The U.S. Food and Drug Administration (FDA) has approved two monoclonal antibodies for the treatment of atypical HUS (aHUS): eculizumab and ravulizumab. These monoclonal antibodies inhibit complement-mediated thrombotic microangiopathy. Both of these agents carry black box warnings regarding meningococcal infection, which include a recommendation to immunize patients with meningococcal vaccines at least 2 weeks before starting treatment. [13, 14]


Eculizumab (Soliris) is the first treatment approved by the US Food and Drug Administration (FDA) (September, 2011) for adults and children with atypical hemolytic uremic syndrome (aHUS). Approval was based on data from adults and children who were resistant or intolerant to, or receiving, long-term plasma exchange/infusion. Data also included children (aged 2 mo to 17 y) who received eculizumab with or without prior plasma exchange/infusion. Eculizumab demonstrated significant improvement in platelet count from baseline (P = 0.0001). Thrombotic microangiopathy events were reduced, and maintained or improved kidney function was also reported. [13, 15, 16]

Treatment with eculizumab consists of weekly infusions in the initial phase (up to 4 weeks) followed by eculizumab infusions every 14–21 days depending on the body weight of the patient, potentially their entire life. However, there are no studies that provide strong evidence in favor of lifelong treatment with eculizumab.
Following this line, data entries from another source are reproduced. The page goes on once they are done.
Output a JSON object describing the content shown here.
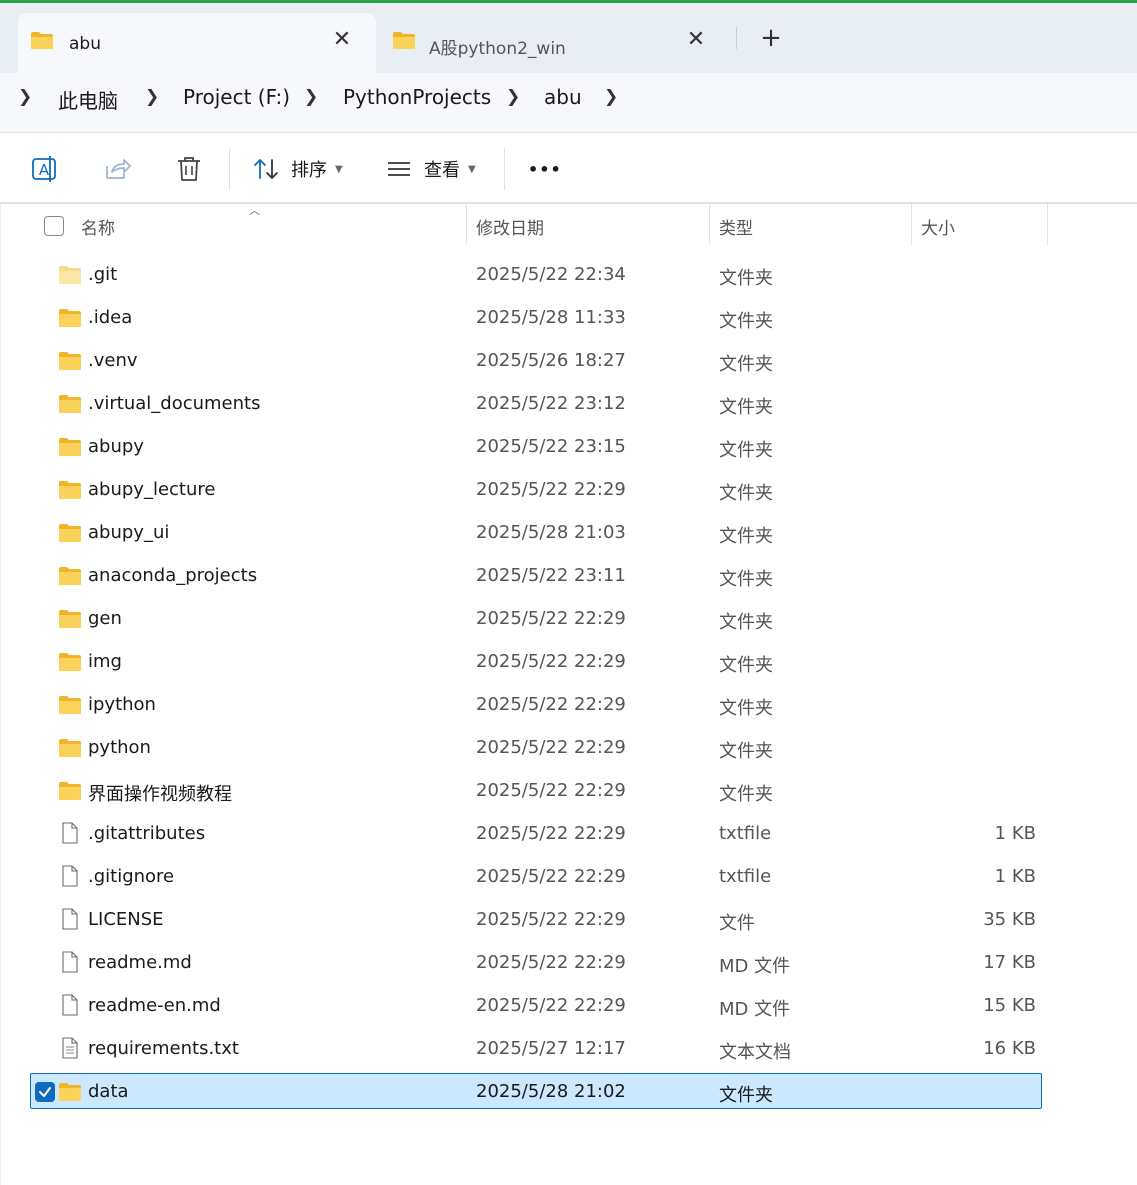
{
  "tabs": [
    {
      "label": "abu",
      "active": true,
      "icon": "folder-icon"
    },
    {
      "label": "A股python2_win",
      "active": false,
      "icon": "folder-icon"
    }
  ],
  "new_tab_label": "+",
  "close_glyph": "✕",
  "breadcrumb": [
    "此电脑",
    "Project (F:)",
    "PythonProjects",
    "abu"
  ],
  "toolbar": {
    "sort_label": "排序",
    "view_label": "查看",
    "more_label": "•••"
  },
  "columns": {
    "name": "名称",
    "date": "修改日期",
    "type": "类型",
    "size": "大小"
  },
  "files": [
    {
      "name": ".git",
      "date": "2025/5/22 22:34",
      "type": "文件夹",
      "size": "",
      "kind": "folder-light"
    },
    {
      "name": ".idea",
      "date": "2025/5/28 11:33",
      "type": "文件夹",
      "size": "",
      "kind": "folder"
    },
    {
      "name": ".venv",
      "date": "2025/5/26 18:27",
      "type": "文件夹",
      "size": "",
      "kind": "folder"
    },
    {
      "name": ".virtual_documents",
      "date": "2025/5/22 23:12",
      "type": "文件夹",
      "size": "",
      "kind": "folder"
    },
    {
      "name": "abupy",
      "date": "2025/5/22 23:15",
      "type": "文件夹",
      "size": "",
      "kind": "folder"
    },
    {
      "name": "abupy_lecture",
      "date": "2025/5/22 22:29",
      "type": "文件夹",
      "size": "",
      "kind": "folder"
    },
    {
      "name": "abupy_ui",
      "date": "2025/5/28 21:03",
      "type": "文件夹",
      "size": "",
      "kind": "folder"
    },
    {
      "name": "anaconda_projects",
      "date": "2025/5/22 23:11",
      "type": "文件夹",
      "size": "",
      "kind": "folder"
    },
    {
      "name": "gen",
      "date": "2025/5/22 22:29",
      "type": "文件夹",
      "size": "",
      "kind": "folder"
    },
    {
      "name": "img",
      "date": "2025/5/22 22:29",
      "type": "文件夹",
      "size": "",
      "kind": "folder"
    },
    {
      "name": "ipython",
      "date": "2025/5/22 22:29",
      "type": "文件夹",
      "size": "",
      "kind": "folder"
    },
    {
      "name": "python",
      "date": "2025/5/22 22:29",
      "type": "文件夹",
      "size": "",
      "kind": "folder"
    },
    {
      "name": "界面操作视频教程",
      "date": "2025/5/22 22:29",
      "type": "文件夹",
      "size": "",
      "kind": "folder"
    },
    {
      "name": ".gitattributes",
      "date": "2025/5/22 22:29",
      "type": "txtfile",
      "size": "1 KB",
      "kind": "file"
    },
    {
      "name": ".gitignore",
      "date": "2025/5/22 22:29",
      "type": "txtfile",
      "size": "1 KB",
      "kind": "file"
    },
    {
      "name": "LICENSE",
      "date": "2025/5/22 22:29",
      "type": "文件",
      "size": "35 KB",
      "kind": "file"
    },
    {
      "name": "readme.md",
      "date": "2025/5/22 22:29",
      "type": "MD 文件",
      "size": "17 KB",
      "kind": "file"
    },
    {
      "name": "readme-en.md",
      "date": "2025/5/22 22:29",
      "type": "MD 文件",
      "size": "15 KB",
      "kind": "file"
    },
    {
      "name": "requirements.txt",
      "date": "2025/5/27 12:17",
      "type": "文本文档",
      "size": "16 KB",
      "kind": "text"
    },
    {
      "name": "data",
      "date": "2025/5/28 21:02",
      "type": "文件夹",
      "size": "",
      "kind": "folder",
      "selected": true
    }
  ],
  "colors": {
    "accent": "#0f6cbd",
    "selection_bg": "#cce8ff",
    "folder": "#f8c93a",
    "tabstrip_top": "#25a249"
  }
}
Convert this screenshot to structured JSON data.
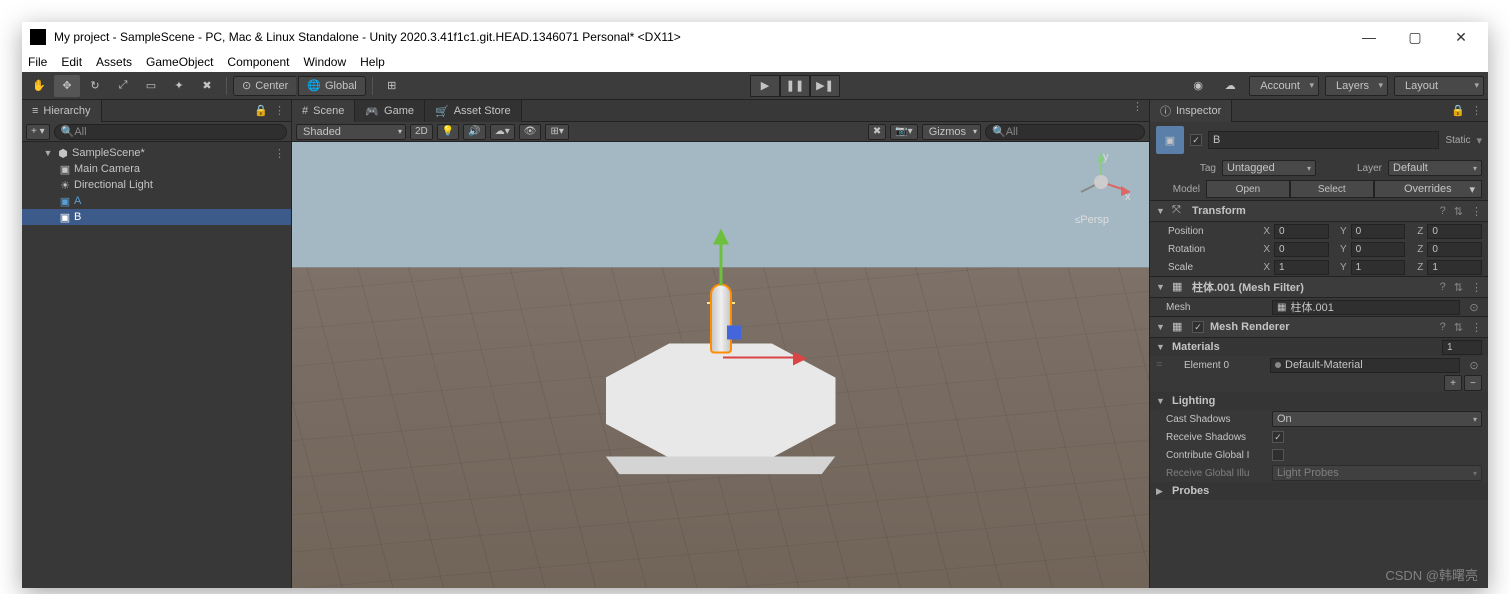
{
  "window": {
    "title": "My project - SampleScene - PC, Mac & Linux Standalone - Unity 2020.3.41f1c1.git.HEAD.1346071 Personal* <DX11>"
  },
  "menu": [
    "File",
    "Edit",
    "Assets",
    "GameObject",
    "Component",
    "Window",
    "Help"
  ],
  "toolbar": {
    "pivot": "Center",
    "space": "Global",
    "account": "Account",
    "layers": "Layers",
    "layout": "Layout"
  },
  "hierarchy": {
    "title": "Hierarchy",
    "searchPlaceholder": "All",
    "scene": "SampleScene*",
    "items": [
      "Main Camera",
      "Directional Light",
      "A",
      "B"
    ],
    "selected": 3
  },
  "sceneTabs": {
    "scene": "Scene",
    "game": "Game",
    "asset": "Asset Store"
  },
  "sceneBar": {
    "shading": "Shaded",
    "mode2d": "2D",
    "gizmos": "Gizmos",
    "searchPlaceholder": "All"
  },
  "viewport": {
    "persp": "Persp"
  },
  "inspector": {
    "title": "Inspector",
    "objectName": "B",
    "static": "Static",
    "tagLabel": "Tag",
    "tag": "Untagged",
    "layerLabel": "Layer",
    "layer": "Default",
    "modelLabel": "Model",
    "openBtn": "Open",
    "selectBtn": "Select",
    "overridesBtn": "Overrides",
    "transform": {
      "title": "Transform",
      "position": {
        "label": "Position",
        "x": "0",
        "y": "0",
        "z": "0"
      },
      "rotation": {
        "label": "Rotation",
        "x": "0",
        "y": "0",
        "z": "0"
      },
      "scale": {
        "label": "Scale",
        "x": "1",
        "y": "1",
        "z": "1"
      }
    },
    "meshFilter": {
      "title": "柱体.001 (Mesh Filter)",
      "meshLabel": "Mesh",
      "meshValue": "柱体.001"
    },
    "meshRenderer": {
      "title": "Mesh Renderer",
      "materials": "Materials",
      "matCount": "1",
      "element0Label": "Element 0",
      "element0Value": "Default-Material",
      "lighting": "Lighting",
      "castShadowsLabel": "Cast Shadows",
      "castShadows": "On",
      "receiveShadowsLabel": "Receive Shadows",
      "contributeGILabel": "Contribute Global I",
      "receiveGILabel": "Receive Global Illu",
      "receiveGI": "Light Probes",
      "probes": "Probes"
    }
  },
  "watermark": "CSDN @韩曙亮"
}
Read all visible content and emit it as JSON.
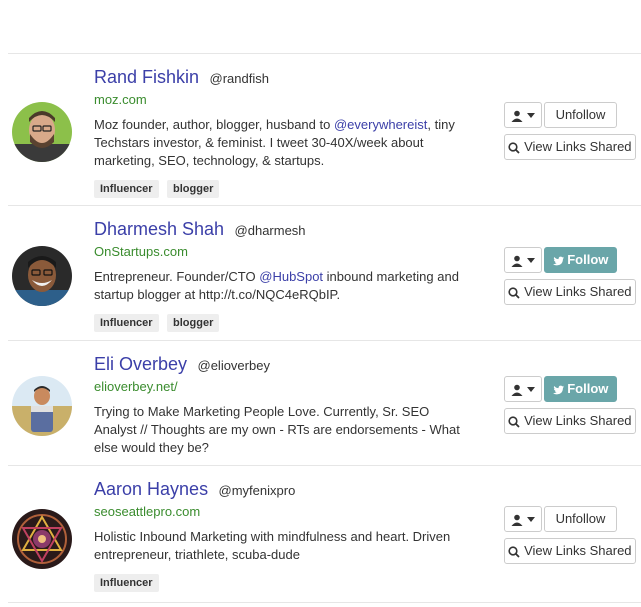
{
  "profiles": [
    {
      "name": "Rand Fishkin",
      "handle": "@randfish",
      "site": "moz.com",
      "bio_before": "Moz founder, author, blogger, husband to ",
      "bio_mention": "@everywhereist",
      "bio_after": ", tiny Techstars investor, & feminist. I tweet 30-40X/week about marketing, SEO, technology, & startups.",
      "tags": [
        "Influencer",
        "blogger"
      ],
      "action_label": "Unfollow",
      "action_state": "unfollow",
      "links_label": "View Links Shared"
    },
    {
      "name": "Dharmesh Shah",
      "handle": "@dharmesh",
      "site": "OnStartups.com",
      "bio_before": "Entrepreneur. Founder/CTO ",
      "bio_mention": "@HubSpot",
      "bio_after": " inbound marketing and startup blogger at http://t.co/NQC4eRQbIP.",
      "tags": [
        "Influencer",
        "blogger"
      ],
      "action_label": "Follow",
      "action_state": "follow",
      "links_label": "View Links Shared"
    },
    {
      "name": "Eli Overbey",
      "handle": "@elioverbey",
      "site": "elioverbey.net/",
      "bio_before": "Trying to Make Marketing People Love. Currently, Sr. SEO Analyst // Thoughts are my own - RTs are endorsements - What else would they be?",
      "bio_mention": "",
      "bio_after": "",
      "tags": [],
      "action_label": "Follow",
      "action_state": "follow",
      "links_label": "View Links Shared"
    },
    {
      "name": "Aaron Haynes",
      "handle": "@myfenixpro",
      "site": "seoseattlepro.com",
      "bio_before": "Holistic Inbound Marketing with mindfulness and heart. Driven entrepreneur, triathlete, scuba-dude",
      "bio_mention": "",
      "bio_after": "",
      "tags": [
        "Influencer"
      ],
      "action_label": "Unfollow",
      "action_state": "unfollow",
      "links_label": "View Links Shared"
    }
  ],
  "colors": {
    "name_link": "#3b3fa8",
    "site_link": "#3a8c2e",
    "follow_button": "#6aa6a9"
  },
  "icons": {
    "menu": "user-icon",
    "caret": "caret-down-icon",
    "links": "search-icon",
    "follow": "twitter-icon"
  }
}
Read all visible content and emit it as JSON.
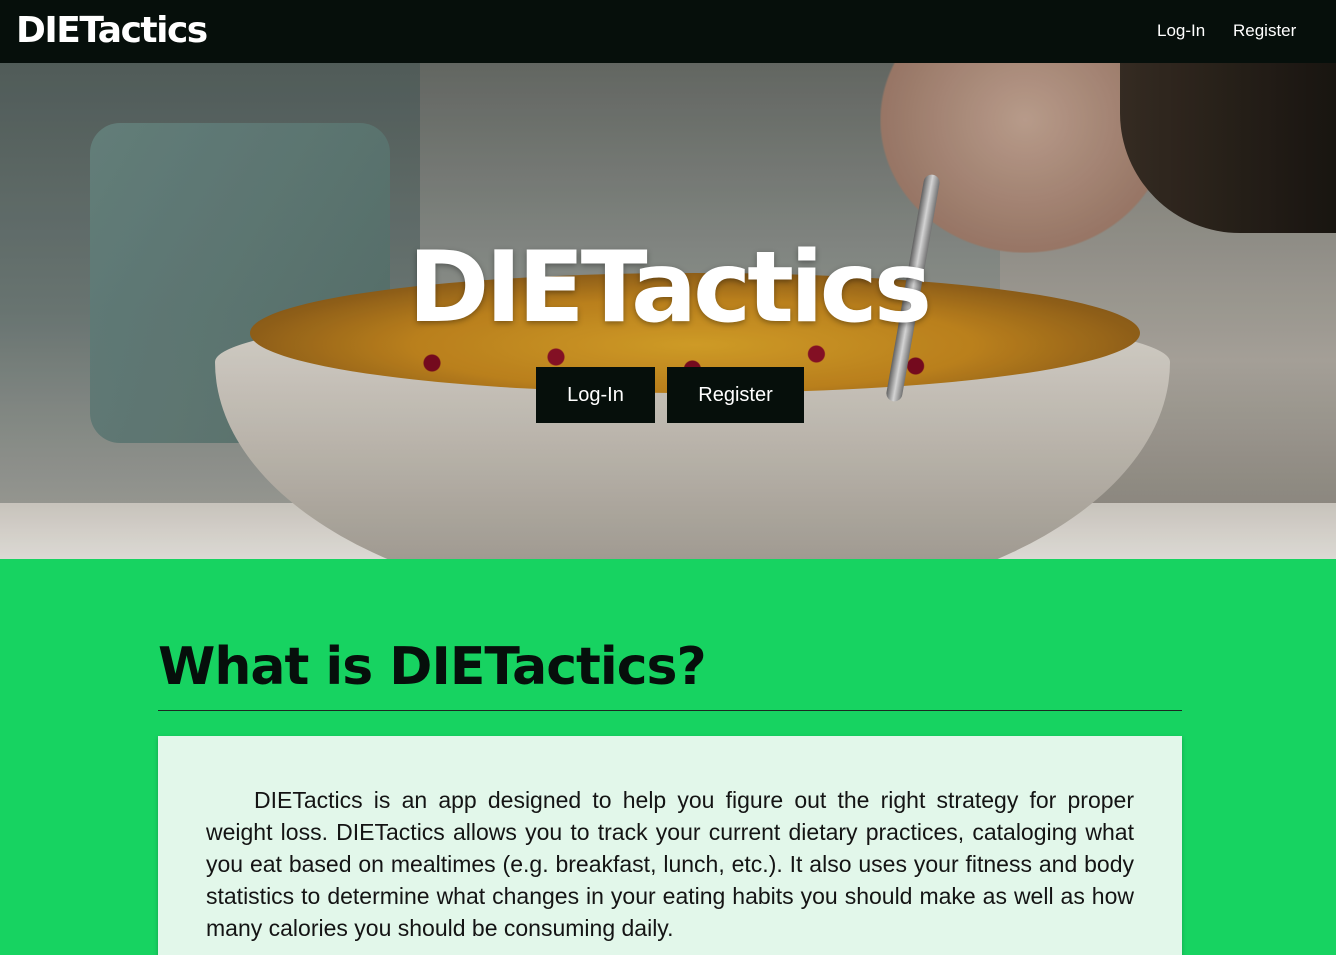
{
  "navbar": {
    "brand": "DIETactics",
    "login_label": "Log-In",
    "register_label": "Register"
  },
  "hero": {
    "title": "DIETactics",
    "login_label": "Log-In",
    "register_label": "Register"
  },
  "about": {
    "heading": "What is DIETactics?",
    "body": "DIETactics is an app designed to help you figure out the right strategy for proper weight loss. DIETactics allows you to track your current dietary practices, cataloging what you eat based on mealtimes (e.g. breakfast, lunch, etc.). It also uses your fitness and body statistics to determine what changes in your eating habits you should make as well as how many calories you should be consuming daily."
  },
  "colors": {
    "navbar_bg": "#060f0b",
    "accent_green": "#17d361",
    "card_bg": "#e2f7ea"
  }
}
This, together with the high cost of eculizumab, has caused a debate regarding duration of treatment. [11]

In a study of 11 children (median age 22 months, range 11-175) with enterohemorrhagic E coli–positive HUS requiring dialysis, Pape and colleagues reported that early use of eculizumab appears to improve neurological outcome. All the study patients had seizures and/or were in a stupor or coma. Three patients died and of the surviving 8 patients, none experienced further seizures after the first dose of eculizumab. Three patients showed mild neurological impairment at discharge, while the remaining 5 showed no impairment. [17]

Optimal duration of eculizumab therapy is not yet known. Because of the potential risk of developing TMA following discontinuation of treatment, lifelong treatment has been suggested.  Menne and colleagues confirmed the efficacy and safety of eculizumab with a long-term observational study over 6 years of 93 patients from 0-80 years old who participated in eculizumab trials and received at least one eculizumab infusion. Among the 42 patients that discontinued eculizumab, 50% (21) patients reinstated therapy.  Discontinuation of eculizumab was associated with higher risk of TMA and decreases in renal function. Patients at highest risk for TMA following discontinuation included those with pediatric disease onset, identified genetic or autoimmune complement abnormalities, and a history of multiple TMAs. [18]  


Ravulizumab (Ultomiris) was approved by the FDA in 2019 for the treatment of aHUS in adult and pediatric patients aged 1 month and older. Like eculizumab, ravlizumab is a monoclonal antibody that inhibits complement-mediated thrombotic microangiopathy (TMA) [14]  

Approved was based on data from 2 ongoing single-arm open-label studies that evaluated the efficacy of ravulizumab in pediatric (n=13) and adult (n=56) patients with aHUS. The studies demonstrated a complete TMA response in 71% of children and 54% of adults during the initial 26-week treatment period, as evidenced by normalization of hematological parameters (platelet count and LDH level) and ≥25% improvement in serum creatinine from baseline. Additionally, ravulizumab treatment resulted in reduced thrombocytopenia in 93% of children and 84% of adults; reduced hemolysis in 86% of children and 77% of adults; and improved kidney function in 79% of children and 59% of adults. [19]   



Consult a hematologist and a nephrologist to help manage the case and an intensivist to admit the patient to an ICU setting, if necessary. In severe cases, consider consulting the renal transplant service if renal dysfunction persists.